This post is in response to Lala @ BooksandLala's 5 Things I Hate In YA video. She mentioned some great pet peeves in her video, so don't forget to check it out. I figured, the only way for people to truly understand my love for YA is to take in account of what I'm not looking for in a YA book.
DISCLAIMER: Before you read this, take into consideration than you and I have different reading tastes. My choices might be completely different from yours, that's fine! If you don't agree with something, simply keep it to yourself or leave. Please don't lash out at me :( Also let me know some of the concepts or themes you hate in YA. Some parts are highlighted for the sake of spoilers. Enjoy!
1. The Flawless Character
This gif explains the mentality of more than 50% of the YA characters I normally read about. Imperfections are perfect. As cheesy as that sounds, I believe that "perfect characters" have kind of become a cliche in YA literature. Authors think that if they make their characters too perfect, readers will call them out. But, on the other hand, if they make their characters flawed readers will also think their characters are annoying for that reason. I feel like it's important to find that balance of flaws. However some authors just miss the mark completely.
Flaws are what make the character so interesting. I personally love reading about a character's flaws more than what makes them great. Imperfections are what make a person human. The same thing goes for characters that are super cocky and over confident. Now that just annoys me. Some examples include:

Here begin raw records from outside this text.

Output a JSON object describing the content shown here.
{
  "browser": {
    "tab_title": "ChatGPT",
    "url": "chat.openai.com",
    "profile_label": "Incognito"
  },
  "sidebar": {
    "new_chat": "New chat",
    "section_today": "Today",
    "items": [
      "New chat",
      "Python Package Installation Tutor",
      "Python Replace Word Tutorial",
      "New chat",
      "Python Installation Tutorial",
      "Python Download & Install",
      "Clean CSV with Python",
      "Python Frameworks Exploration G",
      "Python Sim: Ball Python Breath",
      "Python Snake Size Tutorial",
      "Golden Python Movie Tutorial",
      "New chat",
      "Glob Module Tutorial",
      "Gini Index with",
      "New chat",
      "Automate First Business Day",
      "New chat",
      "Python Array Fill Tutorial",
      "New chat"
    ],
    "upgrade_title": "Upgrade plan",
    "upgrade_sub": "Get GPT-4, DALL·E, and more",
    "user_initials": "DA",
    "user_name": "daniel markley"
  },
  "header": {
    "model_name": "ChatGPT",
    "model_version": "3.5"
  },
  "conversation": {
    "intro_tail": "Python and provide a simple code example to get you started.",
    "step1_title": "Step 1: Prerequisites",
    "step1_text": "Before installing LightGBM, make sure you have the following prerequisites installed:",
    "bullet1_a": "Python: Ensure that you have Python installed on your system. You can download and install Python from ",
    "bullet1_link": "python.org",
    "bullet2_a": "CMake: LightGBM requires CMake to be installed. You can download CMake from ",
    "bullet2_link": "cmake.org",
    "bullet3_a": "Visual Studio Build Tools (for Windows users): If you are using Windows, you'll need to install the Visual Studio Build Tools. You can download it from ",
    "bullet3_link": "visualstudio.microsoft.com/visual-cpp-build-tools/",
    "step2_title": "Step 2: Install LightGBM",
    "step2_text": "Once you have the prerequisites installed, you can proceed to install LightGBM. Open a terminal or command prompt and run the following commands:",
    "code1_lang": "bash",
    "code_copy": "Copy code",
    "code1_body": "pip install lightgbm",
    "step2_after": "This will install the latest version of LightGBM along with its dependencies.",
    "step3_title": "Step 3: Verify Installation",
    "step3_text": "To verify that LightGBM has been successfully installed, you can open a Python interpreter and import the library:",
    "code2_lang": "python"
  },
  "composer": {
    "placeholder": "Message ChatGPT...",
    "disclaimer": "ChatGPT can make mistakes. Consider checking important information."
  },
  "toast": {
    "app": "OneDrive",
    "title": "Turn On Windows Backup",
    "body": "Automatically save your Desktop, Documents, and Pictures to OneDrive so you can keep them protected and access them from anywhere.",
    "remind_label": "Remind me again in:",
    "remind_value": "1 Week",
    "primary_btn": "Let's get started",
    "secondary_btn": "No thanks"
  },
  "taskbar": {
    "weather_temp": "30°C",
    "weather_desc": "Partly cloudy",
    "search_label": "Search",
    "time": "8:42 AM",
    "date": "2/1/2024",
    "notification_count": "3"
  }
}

2. Lack of Diversity
Diversity is a very controversial topic. It's kind of a raw and hard topic to touch upon but I will do my best for the sake of this post. I do consider myself apart of the minority. I don't get upset that my ethnicity and other minorities aren't expressed as much as the majority. I guess you could say I'm just disappointed that we're under-represented or misrepresented. What's up with all these stereotypes and labels? I don't feel like saying more because I know I'll start going on a rant and bashing some of my favorite authors *sniffles*
I'm not only talking about diversity in race and ethnicity. What about characters with physical and mental disabilities? One of my top books of 2015 was a book about a disabeled character in Not If I See You First by Eric Lindstrom. Parker Grant is blind but hell, she can see right through anyone. She's also more interesting that most of the YA characters I've ever read about because of her ability to hop over obstacles, and she's blind!! Here are some books that embrace diversity:
WHY DOES THIS EVEN EXIST?? Do authors think insta-love is favorable? It pisses me off when a book has so much potential to be superb but is ruined by a smidge of insta-love. What does insta-love bring to a story?? Absolutely nothing. It doesn't tell us anything about their relationship or why these two people are in love. It basically means two people falling for each other based off of attraction, which is so not romantic.
Don't get me wrong. Insta-love doesn't make a book bad. Like I stated above it doesn't add anything to the story and it just annoys some readers, including me. I'm gonna stop before I break my keyboard from this fuming anger... Books with insta-love:
4. A person with powers that make him/her invincible
You guys have probably never heard of this one before. This is my favorite qualm to talk about in YA literature, especially with books that include supernatural creatures, superpowers or even creative magic systems. Do authors feel like they have an obligation to make one species or character significantly better than everyone else? There probably will be one person that has a greater power than everybody else but saying this character is "the most powerful warlock in the world" or "the most pure person left alive" (ahem ahem I'm looking at you Tris from the Divergent series. 100% pure my foot!) doesn't really make this character so much better than the author claims him/her to be. It annoys me that they are even classified like this!
It's bad enough that we already have some YA supernatural books claiming that they there is a species of the oldest vampires that rule over all the other vampires. That just doesn't make sense to me because wouldn't the modern species of vampires have evolved so much from the old vampires?Does anyone else think about that, or is it just me? Books that fall have "invincible" characters:
5. Flip-flop love
Oh yes, Selena. We're so sick of the same old love as well! Sure, all characters have their right to love whoever they choose. We have no say in that. But when authors decided to flip flop between two different characters and make the one person indecisive between the two, there's going to be hell. LIKE SERIOUSLY MAKE UP YOUR DAMN MIND. Take the Shatter Me series by Tahereh Mafi for example. Juliet was dating Adam and yet, thinking of Warner all the time. She was with Adam when she knew in her heart that she loved Warner. Also Tahereh Mafi just had to make Adam seem like a total asshole when Juliet broke up with him.
I'm not only stating this reason because my OTPs never prevail. It's a simple fact that if you love someone else, let the person you're dating know and let them go! Don't make your main character indecisive, especially when it comes to love. Books that feature flip-flop love: